**Saved entries**
********************

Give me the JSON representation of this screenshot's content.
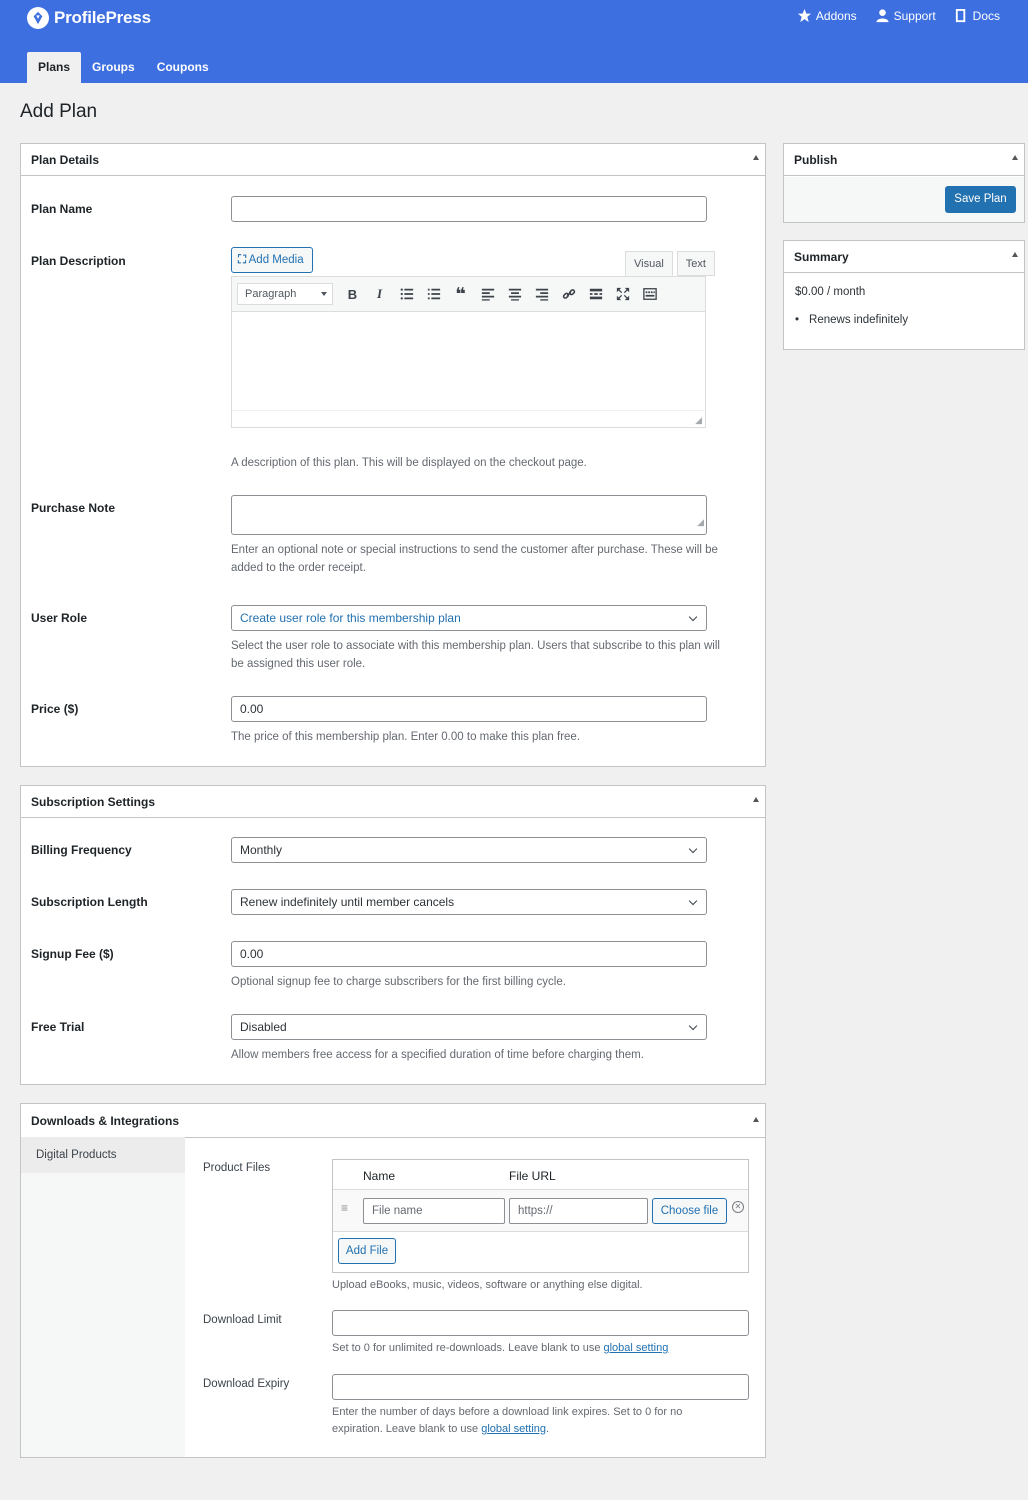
{
  "header": {
    "brand": "ProfilePress",
    "links": [
      {
        "label": "Addons",
        "icon": "star-icon"
      },
      {
        "label": "Support",
        "icon": "user-icon"
      },
      {
        "label": "Docs",
        "icon": "book-icon"
      }
    ],
    "tabs": [
      {
        "label": "Plans",
        "active": true
      },
      {
        "label": "Groups",
        "active": false
      },
      {
        "label": "Coupons",
        "active": false
      }
    ]
  },
  "page_title": "Add Plan",
  "plan_details": {
    "title": "Plan Details",
    "plan_name_label": "Plan Name",
    "plan_name_value": "",
    "plan_description_label": "Plan Description",
    "add_media": "Add Media",
    "editor_tabs": [
      "Visual",
      "Text"
    ],
    "format_select": "Paragraph",
    "description_help": "A description of this plan. This will be displayed on the checkout page.",
    "purchase_note_label": "Purchase Note",
    "purchase_note_help": "Enter an optional note or special instructions to send the customer after purchase. These will be added to the order receipt.",
    "user_role_label": "User Role",
    "user_role_value": "Create user role for this membership plan",
    "user_role_help": "Select the user role to associate with this membership plan. Users that subscribe to this plan will be assigned this user role.",
    "price_label": "Price ($)",
    "price_value": "0.00",
    "price_help": "The price of this membership plan. Enter 0.00 to make this plan free."
  },
  "subscription": {
    "title": "Subscription Settings",
    "billing_label": "Billing Frequency",
    "billing_value": "Monthly",
    "length_label": "Subscription Length",
    "length_value": "Renew indefinitely until member cancels",
    "signup_label": "Signup Fee ($)",
    "signup_value": "0.00",
    "signup_help": "Optional signup fee to charge subscribers for the first billing cycle.",
    "trial_label": "Free Trial",
    "trial_value": "Disabled",
    "trial_help": "Allow members free access for a specified duration of time before charging them."
  },
  "downloads": {
    "title": "Downloads & Integrations",
    "side_tab": "Digital Products",
    "product_files_label": "Product Files",
    "col_name": "Name",
    "col_url": "File URL",
    "file_name_placeholder": "File name",
    "file_url_placeholder": "https://",
    "choose_file": "Choose file",
    "add_file": "Add File",
    "files_help": "Upload eBooks, music, videos, software or anything else digital.",
    "limit_label": "Download Limit",
    "limit_help_prefix": "Set to 0 for unlimited re-downloads. Leave blank to use ",
    "global_setting": "global setting",
    "expiry_label": "Download Expiry",
    "expiry_help_prefix": "Enter the number of days before a download link expires. Set to 0 for no expiration. Leave blank to use ",
    "period": "."
  },
  "publish": {
    "title": "Publish",
    "save": "Save Plan"
  },
  "summary": {
    "title": "Summary",
    "price_line": "$0.00 / month",
    "renew_line": "Renews indefinitely"
  },
  "colors": {
    "brand": "#3d6fe0",
    "primary_button": "#2271b1"
  }
}
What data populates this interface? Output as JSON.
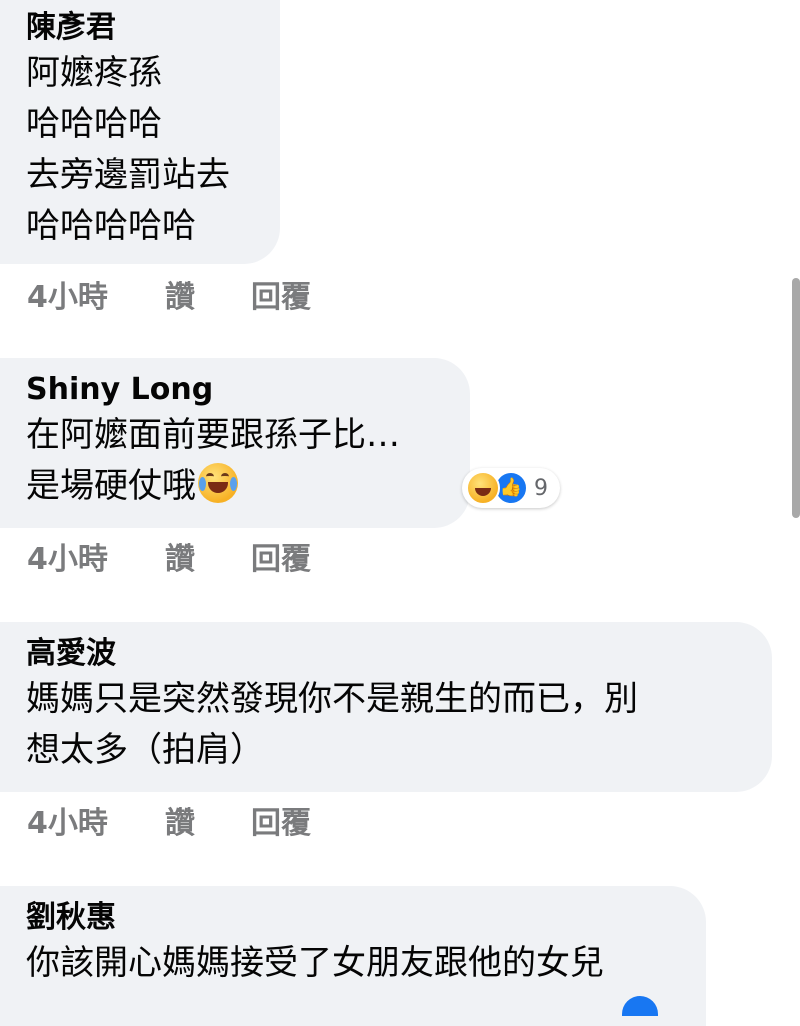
{
  "comments": [
    {
      "author": "陳彥君",
      "lines": [
        "阿嬤疼孫",
        "哈哈哈哈",
        "去旁邊罰站去",
        "哈哈哈哈哈"
      ],
      "time": "4小時",
      "like": "讚",
      "reply": "回覆"
    },
    {
      "author": "Shiny Long",
      "lines": [
        "在阿嬤面前要跟孫子比…",
        "是場硬仗哦"
      ],
      "trailing_emoji": "crying-laughing-emoji",
      "reactions": {
        "icons": [
          "haha",
          "like"
        ],
        "count": "9"
      },
      "time": "4小時",
      "like": "讚",
      "reply": "回覆"
    },
    {
      "author": "高愛波",
      "lines": [
        "媽媽只是突然發現你不是親生的而已，別",
        "想太多（拍肩）"
      ],
      "time": "4小時",
      "like": "讚",
      "reply": "回覆"
    },
    {
      "author": "劉秋惠",
      "lines": [
        "你該開心媽媽接受了女朋友跟他的女兒"
      ]
    }
  ],
  "colors": {
    "bubble": "#f0f2f5",
    "text": "#050505",
    "meta": "#7a7b7d",
    "like_blue": "#1877f2",
    "haha_yellow": "#f7b125"
  }
}
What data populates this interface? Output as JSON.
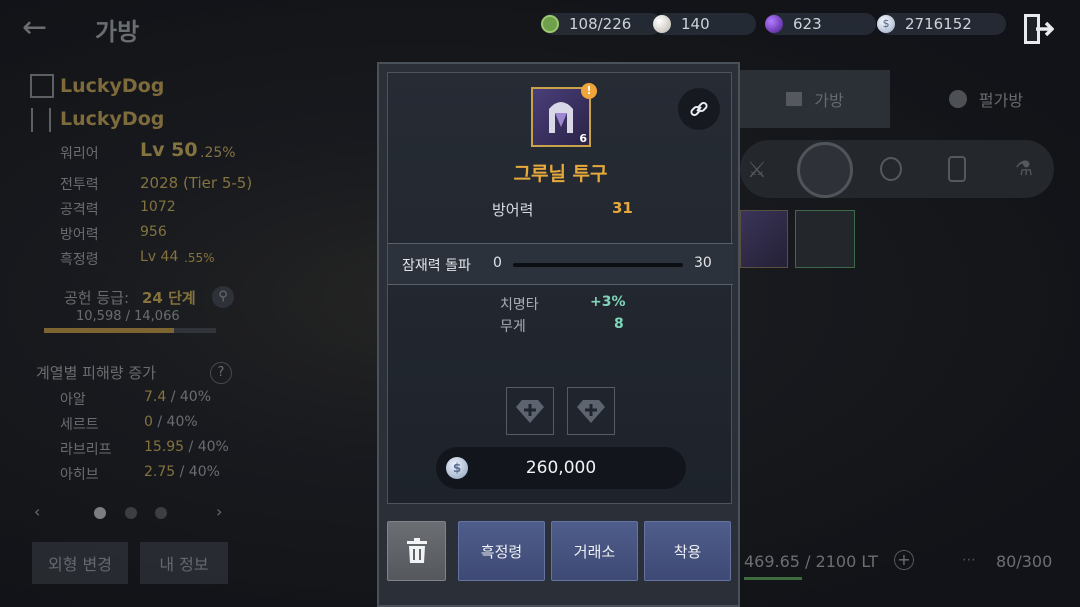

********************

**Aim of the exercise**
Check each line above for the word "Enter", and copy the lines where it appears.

**Exercise solution**
    "purchase_note_help": "Enter an optional note or special instructions to send the customer after purchase. These will be added to the order receipt.",
    "price_help": "The price of this membership plan. Enter 0.00 to make this plan free."
    "expiry_help_prefix": "Enter the number of days before a download link expires. Set to 0 for no expiration. Leave blank to use ",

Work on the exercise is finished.